Creating a rocking culture that inspires people, attracts top talent and strikes the fine balance of work and life are aspects anchored into Veritas Technologies Australia and New Zealand (A/NZ) managing director Pete Murray's frame of business culture.
With more than 30 years of industry experience, Murray is passionate about amplifying value and giving back to the IT sector, and also bringing his band, Moonshine Special, back together for charity events.
What was your first job?
My first ever job was when I was 14, delivering the local newspaper around my neighbourhood. I was able to expand this role to delivering pamphlets and flyers and soon realised that a lot of the houses I delivered papers to needed their lawn mowed, so one of the pamphlets I delivered was my own. I soon stopped delivering papers and mowed lawns most weekends.
How did you get started in the IT industry and progress to where you are today?
I majored in management science and information systems under a bachelor of commerce, where I learned about business processes, automating and sharing information between them. One day, I attended a guest lecture by Adon Kumar from Unisys, who had just acquired a fourth-generation language called ‘Link’ that was going to change the way COBOL was being written. I was immediately hooked and have never looked back.
Since then, I’ve been in the industry for more than 30 years, including stints at Pure Storage and Dimension Data (now NTT Ltd). One of my greatest strengths coming into the MD role at Veritas is that I come from a systems integration background and understand the client: the channel.
What are some of your plans for Veritas in the coming months?
The pandemic has changed the way that businesses across Australia are using and storing data, leaving many IT managers in need of a radical shake up of their protection infrastructures. Coming into Veritas, I immediately saw how we can not only help them to meet their challenges but also to realise new opportunities with their data. My key focus can be broken into three pillars.
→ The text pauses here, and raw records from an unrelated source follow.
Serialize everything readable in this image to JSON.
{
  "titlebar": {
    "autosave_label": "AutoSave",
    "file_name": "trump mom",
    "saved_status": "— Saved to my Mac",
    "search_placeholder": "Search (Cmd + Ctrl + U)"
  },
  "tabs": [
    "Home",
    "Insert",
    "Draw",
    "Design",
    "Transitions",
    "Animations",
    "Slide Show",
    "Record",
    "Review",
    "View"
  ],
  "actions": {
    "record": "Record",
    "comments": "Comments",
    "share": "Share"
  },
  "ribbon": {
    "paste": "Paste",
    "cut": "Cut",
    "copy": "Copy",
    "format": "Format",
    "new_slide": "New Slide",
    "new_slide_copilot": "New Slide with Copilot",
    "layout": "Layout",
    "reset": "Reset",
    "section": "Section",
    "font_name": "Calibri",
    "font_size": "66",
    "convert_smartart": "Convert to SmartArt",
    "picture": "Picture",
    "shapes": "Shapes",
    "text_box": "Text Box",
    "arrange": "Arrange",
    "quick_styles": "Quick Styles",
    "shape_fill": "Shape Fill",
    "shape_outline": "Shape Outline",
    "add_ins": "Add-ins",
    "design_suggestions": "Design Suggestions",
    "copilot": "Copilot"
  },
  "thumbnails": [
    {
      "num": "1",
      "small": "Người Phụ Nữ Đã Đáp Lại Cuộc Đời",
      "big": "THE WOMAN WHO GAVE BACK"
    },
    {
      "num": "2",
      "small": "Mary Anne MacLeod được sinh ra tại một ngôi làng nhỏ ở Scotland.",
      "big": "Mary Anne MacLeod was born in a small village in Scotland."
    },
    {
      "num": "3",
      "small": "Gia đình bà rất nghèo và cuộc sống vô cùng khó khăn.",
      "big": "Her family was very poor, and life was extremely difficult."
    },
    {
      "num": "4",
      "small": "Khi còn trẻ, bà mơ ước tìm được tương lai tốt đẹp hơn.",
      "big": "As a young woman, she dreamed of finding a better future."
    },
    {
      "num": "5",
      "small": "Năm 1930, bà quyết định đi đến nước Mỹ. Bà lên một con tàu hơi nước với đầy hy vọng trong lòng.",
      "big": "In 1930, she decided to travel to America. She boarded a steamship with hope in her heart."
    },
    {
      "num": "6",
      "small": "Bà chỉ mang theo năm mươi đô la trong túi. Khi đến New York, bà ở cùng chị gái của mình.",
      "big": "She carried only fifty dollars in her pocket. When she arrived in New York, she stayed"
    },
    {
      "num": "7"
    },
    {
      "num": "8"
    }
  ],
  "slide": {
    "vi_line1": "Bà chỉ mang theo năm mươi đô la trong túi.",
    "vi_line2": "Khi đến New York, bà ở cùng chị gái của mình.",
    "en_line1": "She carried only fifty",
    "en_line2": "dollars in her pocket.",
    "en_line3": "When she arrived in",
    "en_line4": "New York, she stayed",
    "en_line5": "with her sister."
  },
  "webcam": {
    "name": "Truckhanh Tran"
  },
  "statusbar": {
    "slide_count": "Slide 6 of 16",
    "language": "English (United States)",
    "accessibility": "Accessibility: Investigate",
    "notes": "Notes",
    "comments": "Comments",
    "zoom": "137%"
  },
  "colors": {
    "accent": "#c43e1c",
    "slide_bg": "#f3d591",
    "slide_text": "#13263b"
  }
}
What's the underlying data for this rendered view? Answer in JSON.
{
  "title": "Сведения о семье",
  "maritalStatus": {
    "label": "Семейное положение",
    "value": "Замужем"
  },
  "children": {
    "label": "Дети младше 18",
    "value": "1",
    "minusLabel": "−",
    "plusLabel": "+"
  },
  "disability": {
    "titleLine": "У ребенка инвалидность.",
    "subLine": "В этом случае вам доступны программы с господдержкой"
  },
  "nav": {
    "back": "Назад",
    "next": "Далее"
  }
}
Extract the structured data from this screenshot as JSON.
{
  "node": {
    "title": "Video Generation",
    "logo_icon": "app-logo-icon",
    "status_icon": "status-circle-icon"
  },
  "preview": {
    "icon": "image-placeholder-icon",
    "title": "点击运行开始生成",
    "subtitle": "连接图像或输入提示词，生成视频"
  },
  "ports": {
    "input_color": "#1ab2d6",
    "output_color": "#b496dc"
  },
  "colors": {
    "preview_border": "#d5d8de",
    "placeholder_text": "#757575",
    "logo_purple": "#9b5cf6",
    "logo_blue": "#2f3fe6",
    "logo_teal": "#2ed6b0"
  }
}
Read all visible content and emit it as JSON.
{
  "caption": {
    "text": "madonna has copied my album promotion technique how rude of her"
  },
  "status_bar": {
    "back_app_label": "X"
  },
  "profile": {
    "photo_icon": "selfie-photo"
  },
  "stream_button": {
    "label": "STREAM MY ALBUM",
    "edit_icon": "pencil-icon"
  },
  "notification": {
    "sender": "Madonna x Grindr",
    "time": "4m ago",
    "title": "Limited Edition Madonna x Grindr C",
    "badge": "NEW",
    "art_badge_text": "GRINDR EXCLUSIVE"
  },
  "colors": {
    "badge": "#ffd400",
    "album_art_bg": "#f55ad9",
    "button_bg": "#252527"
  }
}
The first is to make sure that our people love working here. My number one priority is creating a culture of employee satisfaction that in turn, increases our average tenure. We’ve just devoted a whole bunch of work-life balance and charity fundraising-programs to make sure we’re creating a sense of workplace culture, including a Step Challenge that is raising funds for Taronga Conservation Society whilst getting our people away from video calls, out into the fresh air and a bit fitter than they were.
My second area of focus is ensuring that our audience understands the complete value proposition of Veritas. This includes introducing potential clients to our integrated solution and showing existing ones how they can get the most out of services to create ultimate impact to their business.
Finally, my third priority is to grow the business year on year, across key solution pillars, for the next three years.
What has been your biggest business mistake, and the lessons you've learnt from that experience?
I don’t think there’s a decision where I’d say ‘oh, I’ve got that 100 per cent wrong or right’. There’s always an opportunity to learn from things. I had a health episode whilst I was at work about 10 years ago that saw me rushed to hospital with my EA beside me in the ambulance, trying to get my wife on the phone. That totally changed my perspective on work-life balance and the need to put your people before everything.
When I was at Dimension Data, we received an award for being the best professional services firm in NSW from Hewitt, which reflects many years of hard work. The entire team created a rocking culture that inspired people to do more, attracted top talent and got the balance of work and life right. I have taken forward a people anchored business ethic ever since.
What are some of your ambitions - personally and professionally?
I'm very passionate about the IT industry giving back to the community in some way, shape or form. My vision for Veritas is to be an active player in the Australian IT community, whether it be through our business giving its time, thought or physical capability. The value that the IT community provides and delivers to causes often goes unseen, and I’m committed to changing that perception.
Personally, I want to get the band back together (I play in a band called Moonshine Special) and start playing for charities again for free at their gala events, because this means normality has largely returned to society.
What has been the best piece of advice you've ever received?
Richard Branson once said, “look after your people, and they will look after your clients”, and it’s something I try to live by every day. I truly believe that when an organisation's collective culture works together to achieve its vision (and individual goals), it is an unstoppable force.
Since the pandemic, my leadership style has not changed: the traits of transparency, vision setting, and tearing down the barriers that inhibit success remain strong. I try to be a leader that enables my guiding principle of ‘Ockham’s razor’ – that the simplest explanation is often the best one – and the priority principles of the client, people, proposition and fiscal.